Daniel Doherty

I think many conservatives including myself tend to have short-term memories. In truth, I suspect many of us forget that before Rick Perry's infamous and ill-timed “oops” moment during a nationally televised Republican primary debate in 2011 (which in many ways delivered the coup de grace to his presidential aspirations) the Texas governor had been the Republican front-runner for months. And no one was really surprised at the time either: First, he was the governor of one of the most business-friendly and prosperous states in America; and second, he was actually a conservative. At any rate, with one national campaign already under his belt (and a newfound breadth of knowledge and experience to hopefully build upon) is the former governor ready to take the plunge again in 2016?

It’s certainly possible:

Texas Gov. Rick Perry isn’t ready to reveal his political future, but he’s not ruling out another bid for the White House in 2016.

Perry will announce what’s ahead in his political career at an event on Monday in San Antonio.

Asked on “Fox News Sunday” about the possibility of his candidacy in 2016, Perry said, “Certainly that's an option out there, but again, we’ve got a lot of work to do in this building right behind me over the course of the next couple weeks that have my focus substantially, more than even 2014 or 2016."

Perry is expected to decide whether to run next year for re-election to a fourth full term as governor, or to make another bid for the White House in 2016. If Perry runs for another term as governor he could be up against Texas Attorney General Greg Abbott, also a Republican.

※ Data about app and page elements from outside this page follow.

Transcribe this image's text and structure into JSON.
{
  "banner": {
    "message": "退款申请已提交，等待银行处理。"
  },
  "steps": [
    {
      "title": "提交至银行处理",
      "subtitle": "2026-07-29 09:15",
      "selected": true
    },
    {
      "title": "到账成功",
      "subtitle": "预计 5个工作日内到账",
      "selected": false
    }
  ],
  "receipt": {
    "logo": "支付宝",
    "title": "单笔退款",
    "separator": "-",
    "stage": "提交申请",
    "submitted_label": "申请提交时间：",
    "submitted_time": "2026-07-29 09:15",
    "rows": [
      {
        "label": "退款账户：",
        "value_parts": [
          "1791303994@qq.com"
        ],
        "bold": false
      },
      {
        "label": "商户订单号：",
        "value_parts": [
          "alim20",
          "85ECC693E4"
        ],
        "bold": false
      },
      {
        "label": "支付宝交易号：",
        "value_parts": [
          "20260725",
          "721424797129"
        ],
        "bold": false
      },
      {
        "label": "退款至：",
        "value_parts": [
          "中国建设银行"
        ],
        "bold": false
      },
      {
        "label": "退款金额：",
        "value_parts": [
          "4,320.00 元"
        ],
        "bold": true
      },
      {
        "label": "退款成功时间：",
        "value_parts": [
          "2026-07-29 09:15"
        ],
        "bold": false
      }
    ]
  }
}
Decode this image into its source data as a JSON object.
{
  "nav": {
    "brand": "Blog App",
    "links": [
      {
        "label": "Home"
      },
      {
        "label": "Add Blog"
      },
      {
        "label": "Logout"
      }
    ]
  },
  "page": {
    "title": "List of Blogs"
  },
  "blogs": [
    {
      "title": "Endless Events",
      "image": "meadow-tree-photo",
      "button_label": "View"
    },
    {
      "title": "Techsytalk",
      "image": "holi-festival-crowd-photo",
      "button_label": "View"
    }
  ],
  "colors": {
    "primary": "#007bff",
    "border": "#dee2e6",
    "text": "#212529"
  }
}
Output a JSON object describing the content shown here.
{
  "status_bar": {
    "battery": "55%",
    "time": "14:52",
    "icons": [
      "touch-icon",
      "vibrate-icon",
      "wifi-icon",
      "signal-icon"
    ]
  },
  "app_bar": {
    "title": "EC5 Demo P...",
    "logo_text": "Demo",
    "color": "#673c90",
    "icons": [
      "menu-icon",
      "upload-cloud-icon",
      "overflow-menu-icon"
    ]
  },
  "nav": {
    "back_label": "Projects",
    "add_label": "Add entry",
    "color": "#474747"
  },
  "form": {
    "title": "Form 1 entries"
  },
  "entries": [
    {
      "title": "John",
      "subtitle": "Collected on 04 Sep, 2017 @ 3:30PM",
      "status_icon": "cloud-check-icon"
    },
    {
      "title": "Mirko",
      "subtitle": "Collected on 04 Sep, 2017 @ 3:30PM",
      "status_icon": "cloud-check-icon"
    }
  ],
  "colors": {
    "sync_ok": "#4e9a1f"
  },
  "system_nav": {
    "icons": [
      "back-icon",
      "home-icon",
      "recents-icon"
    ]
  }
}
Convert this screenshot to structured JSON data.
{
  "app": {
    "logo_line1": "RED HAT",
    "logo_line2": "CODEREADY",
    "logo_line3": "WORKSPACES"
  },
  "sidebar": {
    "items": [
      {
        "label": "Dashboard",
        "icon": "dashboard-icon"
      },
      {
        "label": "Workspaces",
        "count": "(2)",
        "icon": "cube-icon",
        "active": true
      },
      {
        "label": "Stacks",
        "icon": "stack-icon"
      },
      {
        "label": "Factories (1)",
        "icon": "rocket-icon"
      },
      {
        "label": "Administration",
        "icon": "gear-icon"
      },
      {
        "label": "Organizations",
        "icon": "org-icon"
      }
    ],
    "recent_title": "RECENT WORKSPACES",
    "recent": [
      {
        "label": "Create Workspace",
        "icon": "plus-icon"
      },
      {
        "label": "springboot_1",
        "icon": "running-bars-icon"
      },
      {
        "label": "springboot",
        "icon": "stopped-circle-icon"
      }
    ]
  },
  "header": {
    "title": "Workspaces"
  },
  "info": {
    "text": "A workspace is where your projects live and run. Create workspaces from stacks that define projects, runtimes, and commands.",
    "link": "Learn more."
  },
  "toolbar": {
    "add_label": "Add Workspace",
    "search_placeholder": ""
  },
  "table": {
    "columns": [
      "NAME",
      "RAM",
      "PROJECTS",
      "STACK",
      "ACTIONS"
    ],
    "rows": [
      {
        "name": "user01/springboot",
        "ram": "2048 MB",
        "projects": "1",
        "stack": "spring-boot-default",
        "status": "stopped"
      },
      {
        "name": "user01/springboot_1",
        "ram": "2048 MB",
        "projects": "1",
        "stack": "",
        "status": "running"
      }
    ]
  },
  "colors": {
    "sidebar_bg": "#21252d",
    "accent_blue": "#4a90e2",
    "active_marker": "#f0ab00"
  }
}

The former presidential candidate originally planned to announce his plans by the end of June, but delayed his decision after he called the state legislature into a special session to try once bill was sidetracked by a filibuster last month by Democratic state Sen. Wendy Davis that grabbed national headlines.

Of next week’s continued fight over the restrictive abortion bill, Perry expressed confidence the bill would pass despite scheduled protests on Monday.

"Texans want to protect life and that's the bottom line here," Perry said. "Calling another special session, we can be in and out of here in 10 days, get our work done.

No doubt Perry has his hands full these days; pro-abortion zealots have recently descended onto the Capitol, some of whom even chanted “Hail Satan!” last week to drown out a group of peaceful and non-confrontational pro-lifers singing a rendition of “Amazing Grace.” Sickening. This is the kind of nonsense I suspect he’s now grappling with on a daily basis. Thus when he said on Fox News Sunday that he’s got “a lot of work to do” in his current position -- and therefore doesn’t have time to think about his political future -- I believe him.

But at least one problem with a Perry 2.0 campaign, I think, is that some conservatives are sick and tired of the “old breed” -- that is, the same familiar faces who ran for president last time around. My hunch is that many Republicans (and especially young people) are hungry for new candidates. Names like Rubio, Paul, Cruz -- and perhaps even Christie -- will energize the base. Put another way, if Perry were to run he’d have to compete against a new (yet untested) class of young and talented leaders. This is not to say that Perry should nip the idea of running in the bud, but it’s certainly something to consider before spending years of his life running for a political office that will be exceedingly difficult -- if not impossible -- to win.

UPDATE: Perry will not seek re-election as the governor of Texas.


Daniel Doherty

Daniel Doherty is Townhall's Deputy News Editor. Follow him on Twitter @danpdoherty.

Author Photo credit: Jensen Sutta Photography